= Materials provided =
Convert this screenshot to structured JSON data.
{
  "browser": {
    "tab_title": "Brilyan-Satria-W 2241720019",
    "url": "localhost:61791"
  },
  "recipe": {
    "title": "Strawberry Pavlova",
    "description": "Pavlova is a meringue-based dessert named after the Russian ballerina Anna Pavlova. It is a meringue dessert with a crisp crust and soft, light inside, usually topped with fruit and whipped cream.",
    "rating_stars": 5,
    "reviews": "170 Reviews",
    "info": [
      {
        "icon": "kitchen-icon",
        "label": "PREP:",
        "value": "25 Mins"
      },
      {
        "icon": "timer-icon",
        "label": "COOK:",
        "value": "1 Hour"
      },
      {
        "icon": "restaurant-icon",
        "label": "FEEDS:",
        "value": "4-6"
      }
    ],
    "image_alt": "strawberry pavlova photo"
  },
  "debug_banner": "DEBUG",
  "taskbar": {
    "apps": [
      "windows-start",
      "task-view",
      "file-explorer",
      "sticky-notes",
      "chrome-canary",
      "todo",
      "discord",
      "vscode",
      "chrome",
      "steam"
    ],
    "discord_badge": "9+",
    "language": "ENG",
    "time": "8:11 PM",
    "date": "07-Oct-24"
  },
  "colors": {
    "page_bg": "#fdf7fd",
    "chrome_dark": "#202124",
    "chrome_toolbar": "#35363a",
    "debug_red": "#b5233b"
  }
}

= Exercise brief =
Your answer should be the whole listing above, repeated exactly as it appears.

= Written solution =
Convert this screenshot to structured JSON data.
{
  "browser": {
    "tab_title": "Brilyan-Satria-W 2241720019",
    "url": "localhost:61791"
  },
  "recipe": {
    "title": "Strawberry Pavlova",
    "description": "Pavlova is a meringue-based dessert named after the Russian ballerina Anna Pavlova. It is a meringue dessert with a crisp crust and soft, light inside, usually topped with fruit and whipped cream.",
    "rating_stars": 5,
    "reviews": "170 Reviews",
    "info": [
      {
        "icon": "kitchen-icon",
        "label": "PREP:",
        "value": "25 Mins"
      },
      {
        "icon": "timer-icon",
        "label": "COOK:",
        "value": "1 Hour"
      },
      {
        "icon": "restaurant-icon",
        "label": "FEEDS:",
        "value": "4-6"
      }
    ],
    "image_alt": "strawberry pavlova photo"
  },
  "debug_banner": "DEBUG",
  "taskbar": {
    "apps": [
      "windows-start",
      "task-view",
      "file-explorer",
      "sticky-notes",
      "chrome-canary",
      "todo",
      "discord",
      "vscode",
      "chrome",
      "steam"
    ],
    "discord_badge": "9+",
    "language": "ENG",
    "time": "8:11 PM",
    "date": "07-Oct-24"
  },
  "colors": {
    "page_bg": "#fdf7fd",
    "chrome_dark": "#202124",
    "chrome_toolbar": "#35363a",
    "debug_red": "#b5233b"
  }
}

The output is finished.